Brief Encounter With … Rex Obano
Obano was selected from 200 of the country’s most promising new voices to receive Theatre503’s first ever commissioning award. He and the four other inaugural members of the 503Five, each of them unproduced playwrights, will be resident at the Battersea venue for a year, both writing plays to be developed at the theatre and taking part in the decision-making process with Theatre503’s creative team. Slaves is Obano’s first full-length play and the one that led to his invitation to join the 503Five.
Slaves is your first full-length play; tell me what it was like to be produced by Theatre503, a venue with such a strong reputation for developing new work.
Well, Theatre503 is a writers’ theatre so they want to put the writer at the forefront of not only production, but in terms of decision-making as the theatrical season is programmed. I’ve never been all the way through the process for a full-length play before so it’s a learning curve. I’ve done short plays and readings up until now and purposefully did not want to write a full-length play until I thought I was ready. I think it was important to me to learn the form, the craft. So it wasn’t until the idea of Slaves came along that I thought I was ready to write a full-length play.
You were inspired to write Slaves during a period working at HMS Wandsworth; what about that situation made you want to write the play?
I was an OSG – Operational Support Grade, basically a security guard – for about seven months, so I had a lot of time to think. I feel quite precious because when I was working there I was working there; I wasn’t doing research, I didn’t go in there for any other reason apart from earn money. The reality of prison is very harsh and dabbling into it - dabbling into people’s lives – can feel quite insulting. So it’s a play about prisons in general. It’s to do with the wider institution. It’s also about the prison bars you put up within yourself.
What do you want audience members to take away from seeing the show?
It’s about looking inside the institution, inside a world that ordinarily, apart from via programmes like Porridge and Bad Girls, we don’t really want to know about. It’s safer for us as law-abiding citizens to think, ‘lock them up, throw away the key and as long as they’re not mugging me or breaking into my car, then I don’t want to know what goes on inside’. So Slaves aims to open it up and get people to see what really happens. I suppose if Slaves does anything, it shows what it’s like to be institionalised. I’m using prison here, maybe because it fits the metaphor but it could be the police, it could be the army, it could be the civil service, and the journey that the main character goes through could be similar in most institutions. Was it difficult to hand the play over to the actors and creative team?

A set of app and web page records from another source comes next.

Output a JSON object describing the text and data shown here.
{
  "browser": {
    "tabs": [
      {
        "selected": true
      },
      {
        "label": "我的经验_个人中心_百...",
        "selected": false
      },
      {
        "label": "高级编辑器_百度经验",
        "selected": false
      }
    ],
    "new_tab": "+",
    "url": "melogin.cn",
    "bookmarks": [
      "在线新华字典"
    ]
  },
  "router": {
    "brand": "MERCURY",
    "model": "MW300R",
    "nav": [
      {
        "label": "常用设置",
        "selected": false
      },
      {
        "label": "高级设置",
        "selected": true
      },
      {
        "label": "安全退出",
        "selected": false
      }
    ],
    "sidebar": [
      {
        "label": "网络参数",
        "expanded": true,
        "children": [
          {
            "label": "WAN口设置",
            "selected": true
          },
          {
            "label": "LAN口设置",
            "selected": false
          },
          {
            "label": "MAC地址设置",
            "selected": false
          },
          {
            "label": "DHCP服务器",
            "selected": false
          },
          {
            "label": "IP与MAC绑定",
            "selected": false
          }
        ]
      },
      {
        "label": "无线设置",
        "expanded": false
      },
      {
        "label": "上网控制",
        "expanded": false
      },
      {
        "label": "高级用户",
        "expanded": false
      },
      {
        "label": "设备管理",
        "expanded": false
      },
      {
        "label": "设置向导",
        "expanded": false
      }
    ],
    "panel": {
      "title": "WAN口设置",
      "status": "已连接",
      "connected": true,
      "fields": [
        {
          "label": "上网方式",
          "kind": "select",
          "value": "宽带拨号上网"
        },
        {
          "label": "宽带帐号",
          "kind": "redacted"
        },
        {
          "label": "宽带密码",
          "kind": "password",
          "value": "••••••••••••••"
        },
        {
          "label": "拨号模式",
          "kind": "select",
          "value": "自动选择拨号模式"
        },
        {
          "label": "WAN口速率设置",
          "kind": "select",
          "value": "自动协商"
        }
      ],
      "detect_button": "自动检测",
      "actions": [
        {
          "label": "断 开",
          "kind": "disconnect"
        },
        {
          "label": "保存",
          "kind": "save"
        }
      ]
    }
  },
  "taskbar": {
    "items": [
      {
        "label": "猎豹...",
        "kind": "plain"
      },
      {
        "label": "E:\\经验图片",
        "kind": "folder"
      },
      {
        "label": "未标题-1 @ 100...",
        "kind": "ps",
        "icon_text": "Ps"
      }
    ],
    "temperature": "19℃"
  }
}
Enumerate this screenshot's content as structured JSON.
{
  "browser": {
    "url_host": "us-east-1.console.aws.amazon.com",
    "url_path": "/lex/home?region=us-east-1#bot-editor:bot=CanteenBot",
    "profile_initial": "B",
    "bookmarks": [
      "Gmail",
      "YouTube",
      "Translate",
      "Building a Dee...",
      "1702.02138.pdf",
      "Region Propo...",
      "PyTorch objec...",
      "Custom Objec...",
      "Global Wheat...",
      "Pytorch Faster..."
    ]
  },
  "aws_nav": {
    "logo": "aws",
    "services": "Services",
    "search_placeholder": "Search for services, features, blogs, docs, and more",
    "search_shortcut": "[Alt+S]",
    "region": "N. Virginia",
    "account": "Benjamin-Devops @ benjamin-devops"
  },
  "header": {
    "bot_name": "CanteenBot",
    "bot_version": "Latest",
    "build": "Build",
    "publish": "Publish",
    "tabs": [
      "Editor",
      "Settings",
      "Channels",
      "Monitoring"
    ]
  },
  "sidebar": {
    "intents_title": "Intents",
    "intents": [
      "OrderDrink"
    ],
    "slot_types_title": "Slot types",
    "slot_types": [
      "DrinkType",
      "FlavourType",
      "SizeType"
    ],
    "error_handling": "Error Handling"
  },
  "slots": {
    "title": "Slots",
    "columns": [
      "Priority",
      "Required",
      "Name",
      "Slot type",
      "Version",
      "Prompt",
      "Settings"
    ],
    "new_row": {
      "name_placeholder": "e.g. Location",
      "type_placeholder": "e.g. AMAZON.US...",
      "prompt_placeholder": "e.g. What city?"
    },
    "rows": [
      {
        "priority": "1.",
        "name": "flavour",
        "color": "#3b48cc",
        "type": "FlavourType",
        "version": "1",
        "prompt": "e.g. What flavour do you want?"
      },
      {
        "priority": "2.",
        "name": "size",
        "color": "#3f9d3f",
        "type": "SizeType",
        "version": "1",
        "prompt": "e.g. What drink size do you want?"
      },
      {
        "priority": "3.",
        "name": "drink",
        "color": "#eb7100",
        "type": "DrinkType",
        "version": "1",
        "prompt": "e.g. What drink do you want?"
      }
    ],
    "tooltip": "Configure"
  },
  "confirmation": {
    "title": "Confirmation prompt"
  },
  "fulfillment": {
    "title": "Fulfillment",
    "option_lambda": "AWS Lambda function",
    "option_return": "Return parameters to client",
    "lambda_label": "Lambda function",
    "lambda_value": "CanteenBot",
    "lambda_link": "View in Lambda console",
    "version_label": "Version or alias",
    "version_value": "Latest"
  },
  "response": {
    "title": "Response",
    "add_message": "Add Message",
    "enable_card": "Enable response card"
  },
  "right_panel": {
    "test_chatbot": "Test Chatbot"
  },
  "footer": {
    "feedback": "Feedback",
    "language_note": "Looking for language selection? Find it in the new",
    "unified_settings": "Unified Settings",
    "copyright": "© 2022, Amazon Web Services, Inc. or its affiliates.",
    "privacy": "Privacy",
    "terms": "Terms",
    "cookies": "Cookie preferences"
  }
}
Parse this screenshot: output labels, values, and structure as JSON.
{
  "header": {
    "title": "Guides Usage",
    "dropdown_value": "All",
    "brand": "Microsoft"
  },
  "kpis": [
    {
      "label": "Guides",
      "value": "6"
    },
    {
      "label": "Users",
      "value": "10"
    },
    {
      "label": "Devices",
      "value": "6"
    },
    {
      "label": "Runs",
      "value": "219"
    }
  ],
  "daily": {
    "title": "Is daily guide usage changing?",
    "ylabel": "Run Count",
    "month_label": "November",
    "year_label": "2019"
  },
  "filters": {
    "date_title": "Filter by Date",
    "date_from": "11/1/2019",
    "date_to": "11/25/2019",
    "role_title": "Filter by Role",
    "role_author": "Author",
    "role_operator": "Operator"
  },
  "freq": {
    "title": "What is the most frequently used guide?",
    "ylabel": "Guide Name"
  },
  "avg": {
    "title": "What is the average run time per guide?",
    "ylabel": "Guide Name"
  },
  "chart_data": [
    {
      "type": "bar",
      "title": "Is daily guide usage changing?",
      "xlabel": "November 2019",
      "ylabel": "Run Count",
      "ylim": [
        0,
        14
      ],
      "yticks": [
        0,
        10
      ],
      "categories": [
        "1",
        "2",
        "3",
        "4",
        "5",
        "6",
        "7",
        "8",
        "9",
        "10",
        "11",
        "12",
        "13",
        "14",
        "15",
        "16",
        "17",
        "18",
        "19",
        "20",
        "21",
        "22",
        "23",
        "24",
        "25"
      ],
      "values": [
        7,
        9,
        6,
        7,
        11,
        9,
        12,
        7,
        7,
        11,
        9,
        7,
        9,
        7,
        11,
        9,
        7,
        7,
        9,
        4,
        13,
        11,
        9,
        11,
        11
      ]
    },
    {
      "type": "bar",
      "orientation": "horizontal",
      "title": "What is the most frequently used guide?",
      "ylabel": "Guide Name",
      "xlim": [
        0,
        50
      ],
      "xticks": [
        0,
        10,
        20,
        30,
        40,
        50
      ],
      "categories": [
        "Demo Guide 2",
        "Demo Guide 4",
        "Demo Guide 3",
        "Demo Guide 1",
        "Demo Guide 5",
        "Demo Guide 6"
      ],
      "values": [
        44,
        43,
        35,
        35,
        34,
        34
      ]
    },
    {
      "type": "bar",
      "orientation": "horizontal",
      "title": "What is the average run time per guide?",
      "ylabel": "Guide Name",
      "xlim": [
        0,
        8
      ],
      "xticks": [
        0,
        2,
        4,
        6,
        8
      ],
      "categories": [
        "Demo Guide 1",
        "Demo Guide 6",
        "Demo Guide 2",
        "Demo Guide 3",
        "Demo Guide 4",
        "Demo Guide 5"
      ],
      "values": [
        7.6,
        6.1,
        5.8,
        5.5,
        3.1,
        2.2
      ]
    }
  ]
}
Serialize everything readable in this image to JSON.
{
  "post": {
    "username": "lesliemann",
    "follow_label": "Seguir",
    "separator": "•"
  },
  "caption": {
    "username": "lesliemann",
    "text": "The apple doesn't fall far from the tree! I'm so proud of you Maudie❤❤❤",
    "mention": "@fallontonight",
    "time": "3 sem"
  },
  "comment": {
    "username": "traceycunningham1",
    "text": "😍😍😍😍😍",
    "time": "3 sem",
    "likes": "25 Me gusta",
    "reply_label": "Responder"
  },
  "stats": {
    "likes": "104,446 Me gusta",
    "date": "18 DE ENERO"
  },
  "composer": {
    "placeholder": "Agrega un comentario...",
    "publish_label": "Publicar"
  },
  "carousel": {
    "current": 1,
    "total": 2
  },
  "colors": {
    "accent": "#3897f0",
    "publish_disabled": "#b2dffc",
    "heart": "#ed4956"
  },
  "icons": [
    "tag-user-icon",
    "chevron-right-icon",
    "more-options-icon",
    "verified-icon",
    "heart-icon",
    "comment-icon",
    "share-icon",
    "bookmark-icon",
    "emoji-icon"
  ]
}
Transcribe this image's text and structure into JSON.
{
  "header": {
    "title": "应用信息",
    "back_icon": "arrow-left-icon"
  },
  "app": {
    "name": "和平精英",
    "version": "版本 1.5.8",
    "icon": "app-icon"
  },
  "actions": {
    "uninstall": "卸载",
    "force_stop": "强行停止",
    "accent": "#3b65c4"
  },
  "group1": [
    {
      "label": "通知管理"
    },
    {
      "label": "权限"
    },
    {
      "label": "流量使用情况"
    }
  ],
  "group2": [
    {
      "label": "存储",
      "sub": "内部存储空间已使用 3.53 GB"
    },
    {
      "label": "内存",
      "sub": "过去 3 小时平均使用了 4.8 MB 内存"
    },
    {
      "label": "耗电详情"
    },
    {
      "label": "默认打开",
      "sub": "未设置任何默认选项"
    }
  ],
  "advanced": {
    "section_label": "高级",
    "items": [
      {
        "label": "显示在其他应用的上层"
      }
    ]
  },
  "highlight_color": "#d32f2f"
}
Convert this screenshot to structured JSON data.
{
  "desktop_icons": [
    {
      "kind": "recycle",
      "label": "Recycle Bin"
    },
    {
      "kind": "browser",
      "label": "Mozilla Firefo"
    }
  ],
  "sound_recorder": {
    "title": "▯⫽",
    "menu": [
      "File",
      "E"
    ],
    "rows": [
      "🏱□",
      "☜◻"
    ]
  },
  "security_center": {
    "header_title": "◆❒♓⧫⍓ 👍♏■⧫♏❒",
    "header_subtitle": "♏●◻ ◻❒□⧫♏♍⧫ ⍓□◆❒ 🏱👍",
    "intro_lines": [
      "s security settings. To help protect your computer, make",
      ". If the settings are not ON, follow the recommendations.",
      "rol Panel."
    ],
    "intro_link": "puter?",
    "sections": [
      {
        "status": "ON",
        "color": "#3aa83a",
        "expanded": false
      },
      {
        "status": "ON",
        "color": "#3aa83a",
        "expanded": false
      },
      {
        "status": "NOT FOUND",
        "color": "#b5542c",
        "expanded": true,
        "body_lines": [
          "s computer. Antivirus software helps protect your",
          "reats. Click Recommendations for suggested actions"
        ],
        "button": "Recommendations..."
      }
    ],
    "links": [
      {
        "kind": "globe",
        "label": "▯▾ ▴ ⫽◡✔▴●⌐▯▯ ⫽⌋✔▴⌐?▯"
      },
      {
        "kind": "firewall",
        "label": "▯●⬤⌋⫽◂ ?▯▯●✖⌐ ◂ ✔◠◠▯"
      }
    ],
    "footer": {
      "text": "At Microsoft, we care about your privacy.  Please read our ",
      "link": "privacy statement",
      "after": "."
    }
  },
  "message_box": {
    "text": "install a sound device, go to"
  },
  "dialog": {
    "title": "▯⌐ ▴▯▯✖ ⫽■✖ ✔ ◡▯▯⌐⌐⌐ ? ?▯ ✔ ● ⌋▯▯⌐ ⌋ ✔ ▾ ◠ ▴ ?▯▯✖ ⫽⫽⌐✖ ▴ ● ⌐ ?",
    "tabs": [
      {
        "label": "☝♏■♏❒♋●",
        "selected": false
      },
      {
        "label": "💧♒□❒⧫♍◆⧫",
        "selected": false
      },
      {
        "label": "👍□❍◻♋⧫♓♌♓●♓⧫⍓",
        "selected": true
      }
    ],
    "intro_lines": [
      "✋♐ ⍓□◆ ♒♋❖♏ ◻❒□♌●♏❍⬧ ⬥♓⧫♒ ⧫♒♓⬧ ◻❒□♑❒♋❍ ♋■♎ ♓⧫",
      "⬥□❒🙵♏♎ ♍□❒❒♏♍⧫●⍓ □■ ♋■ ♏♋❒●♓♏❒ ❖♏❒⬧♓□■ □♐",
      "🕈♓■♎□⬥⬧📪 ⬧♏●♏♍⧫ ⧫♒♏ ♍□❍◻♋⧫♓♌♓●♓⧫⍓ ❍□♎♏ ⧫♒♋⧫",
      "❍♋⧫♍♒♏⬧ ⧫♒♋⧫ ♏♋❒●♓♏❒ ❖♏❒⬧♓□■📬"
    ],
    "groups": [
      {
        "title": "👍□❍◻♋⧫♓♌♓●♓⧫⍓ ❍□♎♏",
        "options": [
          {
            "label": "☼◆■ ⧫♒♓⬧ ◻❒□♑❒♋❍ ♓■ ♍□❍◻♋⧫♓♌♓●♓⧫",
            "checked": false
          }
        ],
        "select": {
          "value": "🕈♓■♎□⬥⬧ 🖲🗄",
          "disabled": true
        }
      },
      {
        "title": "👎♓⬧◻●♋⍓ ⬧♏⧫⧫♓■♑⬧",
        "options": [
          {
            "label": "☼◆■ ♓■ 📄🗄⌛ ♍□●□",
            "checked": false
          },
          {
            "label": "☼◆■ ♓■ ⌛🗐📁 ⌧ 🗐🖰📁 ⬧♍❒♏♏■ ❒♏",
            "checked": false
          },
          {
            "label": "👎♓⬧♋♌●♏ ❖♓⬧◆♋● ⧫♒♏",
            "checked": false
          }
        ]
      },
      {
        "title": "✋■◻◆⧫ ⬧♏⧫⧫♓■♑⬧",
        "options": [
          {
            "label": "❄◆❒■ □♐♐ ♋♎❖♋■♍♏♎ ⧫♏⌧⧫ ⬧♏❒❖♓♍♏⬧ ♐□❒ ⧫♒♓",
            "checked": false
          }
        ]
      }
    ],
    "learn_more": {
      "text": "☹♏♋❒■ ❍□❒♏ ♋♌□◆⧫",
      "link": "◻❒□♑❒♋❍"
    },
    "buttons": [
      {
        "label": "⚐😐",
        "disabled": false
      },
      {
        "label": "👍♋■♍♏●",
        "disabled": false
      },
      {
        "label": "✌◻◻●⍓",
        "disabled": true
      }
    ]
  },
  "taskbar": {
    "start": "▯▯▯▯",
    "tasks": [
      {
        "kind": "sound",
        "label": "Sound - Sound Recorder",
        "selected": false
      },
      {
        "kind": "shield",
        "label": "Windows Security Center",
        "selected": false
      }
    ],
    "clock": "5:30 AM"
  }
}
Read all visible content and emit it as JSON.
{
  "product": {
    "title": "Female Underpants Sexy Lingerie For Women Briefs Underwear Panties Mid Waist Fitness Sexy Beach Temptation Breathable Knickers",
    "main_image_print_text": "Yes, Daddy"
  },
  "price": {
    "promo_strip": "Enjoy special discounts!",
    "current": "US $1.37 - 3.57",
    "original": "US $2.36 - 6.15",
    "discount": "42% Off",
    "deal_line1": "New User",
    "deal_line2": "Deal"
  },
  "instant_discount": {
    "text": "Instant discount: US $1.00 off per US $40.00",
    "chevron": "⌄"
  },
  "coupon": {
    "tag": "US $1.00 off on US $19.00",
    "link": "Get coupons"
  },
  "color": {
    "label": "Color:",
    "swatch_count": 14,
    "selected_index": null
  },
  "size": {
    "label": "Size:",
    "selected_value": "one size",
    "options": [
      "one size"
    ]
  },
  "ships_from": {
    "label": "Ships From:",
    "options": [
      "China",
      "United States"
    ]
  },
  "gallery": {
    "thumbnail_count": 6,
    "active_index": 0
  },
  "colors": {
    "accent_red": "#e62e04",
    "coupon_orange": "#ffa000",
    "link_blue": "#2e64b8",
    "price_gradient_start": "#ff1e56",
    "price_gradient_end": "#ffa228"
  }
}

Nadia Latif is fantastic. You want a director who actually gets it, and she gets it. Changes come a lot easier in that environment. I think that as a writer you get rigid about your ideas of the play. Nadia is doing what I can’t. I can’t tell the actors to do this, that and the other, but she can and I fully trust her on that. There has to be a time where you let the actors take the characters on.
Theatre503 is such an intimate space; did you have the venue in mind when writing the play?
I didn’t write the play for the space but I was so pleased to see how small it is because it works to its advantage. One of the things you get from being in the prison environment is how small the cells are; with this play you get that claustrophobia and hopefully you will feel some of the things that the play suggests through the claustrophobia.
And after Slaves what’s next from Rex Obano?
There's another play that I’ve written, which is part of the 503Five. Each writer, five of the 503Five and five other writers, had to pick a year to write about to complete the whole of the last decade just gone. I picked 2009 and my play’s called London. It’s a bit weird thinking what play can sum up the year, but the event of last year for me was Nick Griffin on Question Time because that was a watershed moment leading up to a particular legitimizing of the BNP. My play deals with a young Muslim man who turns up the next day at a BNP meeting and won’t leave.
I’m all about telling stories. This is my take on the world, this is what’s in my head. I’m fortunate that I’ve got this opportunity to do my shows and hope that people appreciate where it comes from.